In Wonderstruck Todd Haynes opens a cabinet of cinematic wonders as two lonely children’s stories interlink 50 years apart in the magic of New York.
Looking at the starsby Alexa Dalby
CAUTION: Here be spoilers
Todd Haynes’ Wonderstruck is a beautifully crafted, magical homage to cinema, the imagination and communication told through two stories separated in time by 50 years that lock together like a puzzle. It’s an adaptation of the book by Brian Selznick, who also wrote the screenplay. Working out the time-spanning puzzle is involving and the journey is tear-jerking.
In 1927, Rose, a deaf girl (a debut for Millicent Simmonds, who is deaf in real life), longs to find her mothe and she runs away from Hoboken to New York. The 1927 scenes are filmed in black and white and are silent, mirroring Rose’s deafness. Rose cries at silent films but the talkies are about to come in. In 1977, Ben (Oakes Fegley), growing up in Gunflint, MInnesota, wants to find the father he doesn’t remember. When he becomes deaf in a freak lightning strike, he too runs away to New York to follow a clue he finds in a treasured possession of his mothers, a book titled The Cabinet of Wonders. His story is told in colour and sound, only silent when we are seeing it through his eyes. All around him in New York there’s a cacophony of sound, colour, litter and ’70s Afros. The period detail for both eras is by Haynes’ longtime costume designer Sandy Powell.
Ben’s quest to find the bookshop the book came from takes him, with a new friend and guide Jamie (Jaden Michael), to the Museum of Natural History, where clues reveal part of the mystery. Rose’s quest takes her there too and their two adventures are intercut quickly to lead the stories forward. At the press conference following the premiere of the film, Haynes said that he showed each successive version to children for their opinion on how it should be edited: “Kids kept guiding us in the process and helped us determine when to make the transition from one story to another and on getting an emotional connection to the characters.”
As both children are deaf, the deaf person’s silent world and communication, either written or by sign language, plays a central part. Haynes said it’s a tribute to what you can do with your hands, it’s very tactile. Sound design too is significant in creating silent and noisy worlds, together with upfront music composed by Carter Burwell.
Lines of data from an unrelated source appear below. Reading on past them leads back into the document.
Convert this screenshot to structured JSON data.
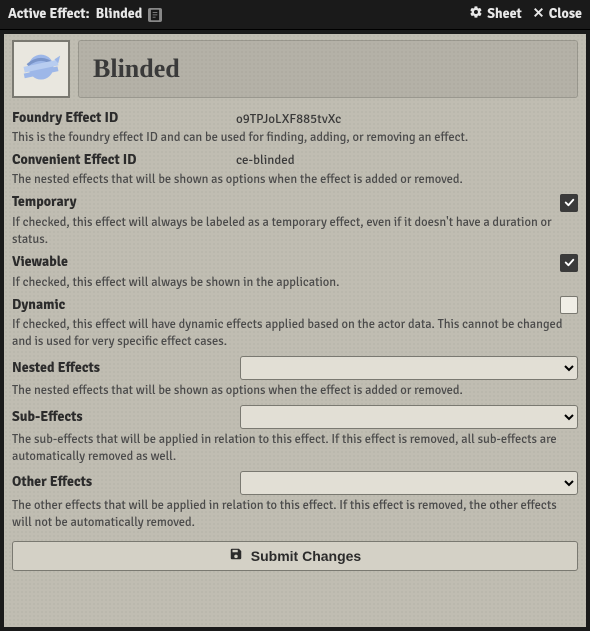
{
  "titlebar": {
    "title_prefix": "Active Effect:",
    "title_name": "Blinded",
    "sheet_label": "Sheet",
    "close_label": "Close"
  },
  "header": {
    "name": "Blinded"
  },
  "fields": {
    "foundry_id": {
      "label": "Foundry Effect ID",
      "value": "o9TPJoLXF885tvXc",
      "hint": "This is the foundry effect ID and can be used for finding, adding, or removing an effect."
    },
    "convenient_id": {
      "label": "Convenient Effect ID",
      "value": "ce-blinded",
      "hint": "The nested effects that will be shown as options when the effect is added or removed."
    },
    "temporary": {
      "label": "Temporary",
      "checked": true,
      "hint": "If checked, this effect will always be labeled as a temporary effect, even if it doesn't have a duration or status."
    },
    "viewable": {
      "label": "Viewable",
      "checked": true,
      "hint": "If checked, this effect will always be shown in the application."
    },
    "dynamic": {
      "label": "Dynamic",
      "checked": false,
      "hint": "If checked, this effect will have dynamic effects applied based on the actor data. This cannot be changed and is used for very specific effect cases."
    },
    "nested": {
      "label": "Nested Effects",
      "hint": "The nested effects that will be shown as options when the effect is added or removed."
    },
    "sub": {
      "label": "Sub-Effects",
      "hint": "The sub-effects that will be applied in relation to this effect. If this effect is removed, all sub-effects are automatically removed as well."
    },
    "other": {
      "label": "Other Effects",
      "hint": "The other effects that will be applied in relation to this effect. If this effect is removed, the other effects will not be automatically removed."
    }
  },
  "submit_label": "Submit Changes"
}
New York is shot in both time zones as a magical place – skyscrapers glowing with light in the 1920s’ black and white cityscapes and vibrant with screaming 1970s orange and brown in bustling Harlem streets, all reinforced by music of the time. Cinematographer Edward Lachman shot the fim in colour negative in a wide aspect ratio, and Haynes sees this as his homage to film. As well as a homage to film, Wondestruck is a homage to the diorama world of model making, where life is also played out in miniature, a theme that runs in surprising ways through the film.
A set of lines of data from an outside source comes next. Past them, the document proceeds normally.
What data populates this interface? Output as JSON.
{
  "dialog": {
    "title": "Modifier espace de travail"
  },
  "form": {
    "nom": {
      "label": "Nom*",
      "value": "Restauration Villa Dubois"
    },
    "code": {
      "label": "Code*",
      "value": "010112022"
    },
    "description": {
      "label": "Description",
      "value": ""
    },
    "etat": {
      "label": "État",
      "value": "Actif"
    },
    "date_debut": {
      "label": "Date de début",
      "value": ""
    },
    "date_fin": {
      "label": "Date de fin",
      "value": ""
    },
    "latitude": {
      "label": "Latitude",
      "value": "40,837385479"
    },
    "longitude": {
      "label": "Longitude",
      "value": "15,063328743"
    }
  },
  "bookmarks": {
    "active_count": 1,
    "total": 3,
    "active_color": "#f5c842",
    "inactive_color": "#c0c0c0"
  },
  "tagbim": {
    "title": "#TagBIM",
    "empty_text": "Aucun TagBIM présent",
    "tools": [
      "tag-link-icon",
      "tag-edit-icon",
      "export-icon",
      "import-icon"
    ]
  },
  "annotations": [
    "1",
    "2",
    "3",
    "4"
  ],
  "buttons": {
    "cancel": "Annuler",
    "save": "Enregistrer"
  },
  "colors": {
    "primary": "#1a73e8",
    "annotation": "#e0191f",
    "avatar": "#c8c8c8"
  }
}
Haynes gets terrific performances from all three childen. Julianne Moore plays two parts – Rose’s distant mother and gracious Rose as an adult. It’s the fourth time she and Haynes have worked together following Safe, Far From Heaven and I’m Not There and her part is central. Michelle Williams is angst-ridden in a cameo as Ben’s mother. Todd Haynes, in contrast to his previous romantic drama Carol has created a beautiful artefact, layer upon layer, a mainstream film that is both sophisticated and innocent – he has used his own unique style to make a film for both children and adults.
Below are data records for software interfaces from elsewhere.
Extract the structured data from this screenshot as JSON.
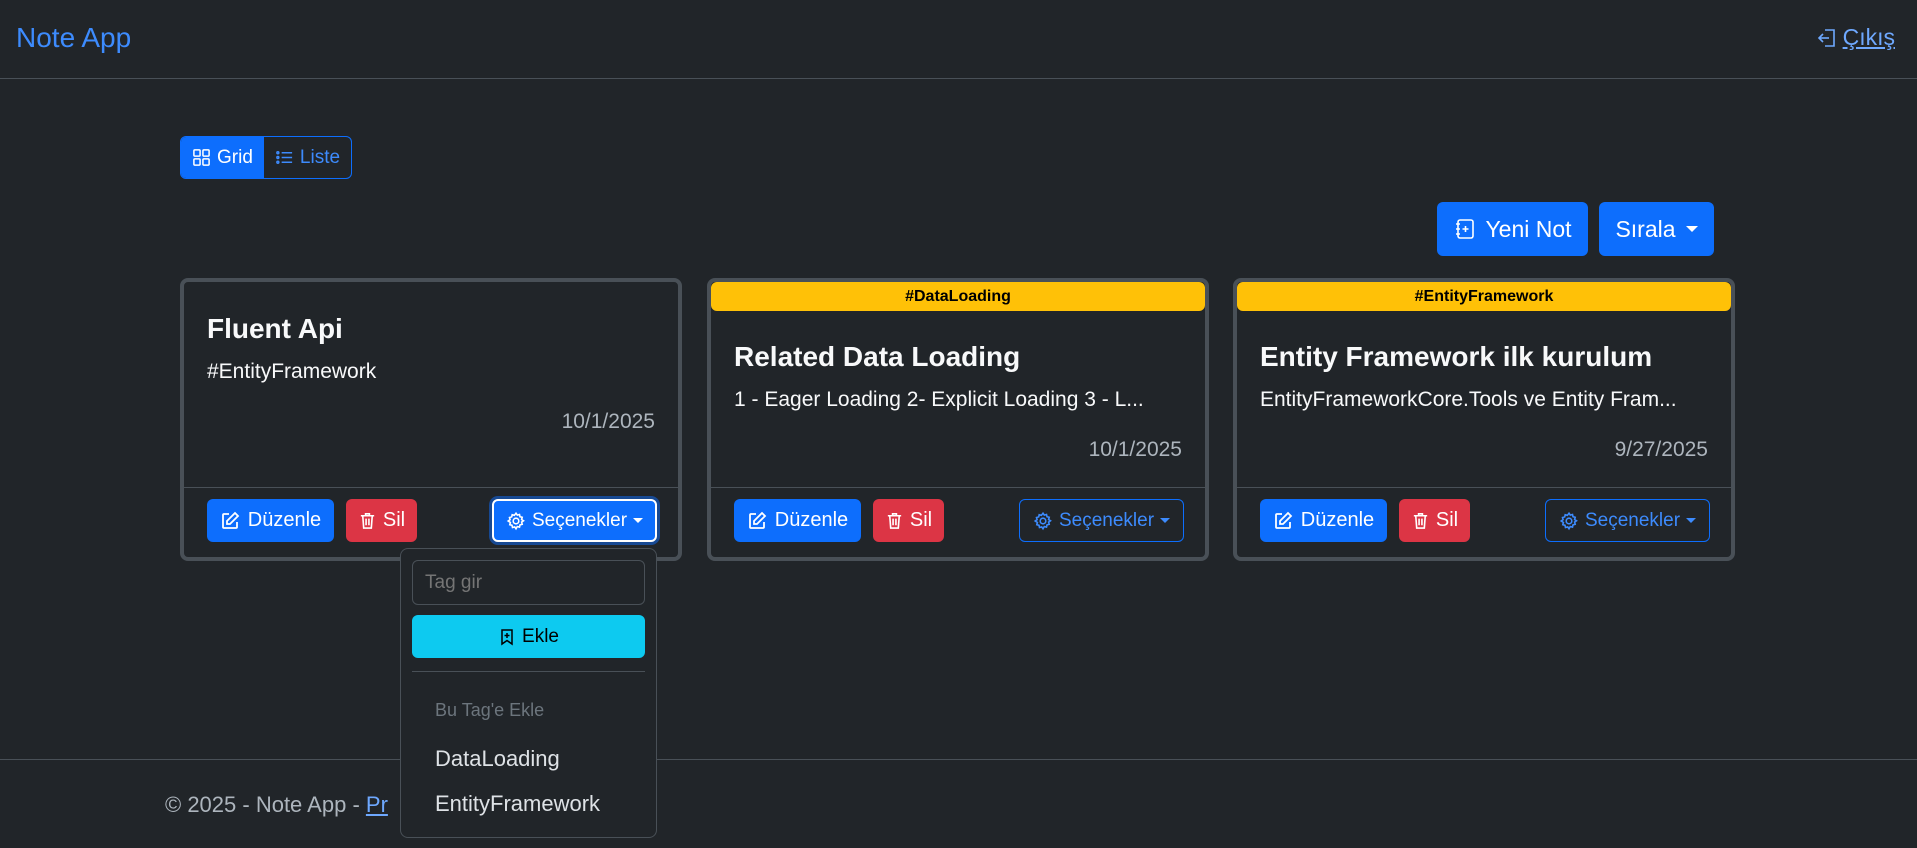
{
  "navbar": {
    "brand": "Note App",
    "logout_label": "Çıkış"
  },
  "view_toggle": {
    "grid_label": "Grid",
    "list_label": "Liste",
    "active": "grid"
  },
  "actions": {
    "new_note_label": "Yeni Not",
    "sort_label": "Sırala"
  },
  "cards": [
    {
      "tag": "",
      "title": "Fluent Api",
      "text": "#EntityFramework",
      "date": "10/1/2025",
      "edit_label": "Düzenle",
      "delete_label": "Sil",
      "options_label": "Seçenekler"
    },
    {
      "tag": "#DataLoading",
      "title": "Related Data Loading",
      "text": "1 - Eager Loading 2- Explicit Loading 3 - L...",
      "date": "10/1/2025",
      "edit_label": "Düzenle",
      "delete_label": "Sil",
      "options_label": "Seçenekler"
    },
    {
      "tag": "#EntityFramework",
      "title": "Entity Framework ilk kurulum",
      "text": "EntityFrameworkCore.Tools ve Entity Fram...",
      "date": "9/27/2025",
      "edit_label": "Düzenle",
      "delete_label": "Sil",
      "options_label": "Seçenekler"
    }
  ],
  "options_dropdown": {
    "input_placeholder": "Tag gir",
    "add_label": "Ekle",
    "header": "Bu Tag'e Ekle",
    "items": [
      "DataLoading",
      "EntityFramework"
    ]
  },
  "footer": {
    "copyright": "© 2025 - Note App - ",
    "privacy_label": "Pr"
  },
  "colors": {
    "background": "#212529",
    "primary": "#0d6efd",
    "danger": "#dc3545",
    "info": "#0dcaf0",
    "tag": "#ffc107"
  }
}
Wonderstuck premiered at the 70th Cannes Film Festival and screens as the Journey Gala at the 61st London Film Festival on 5, 6 and 8 October 2017.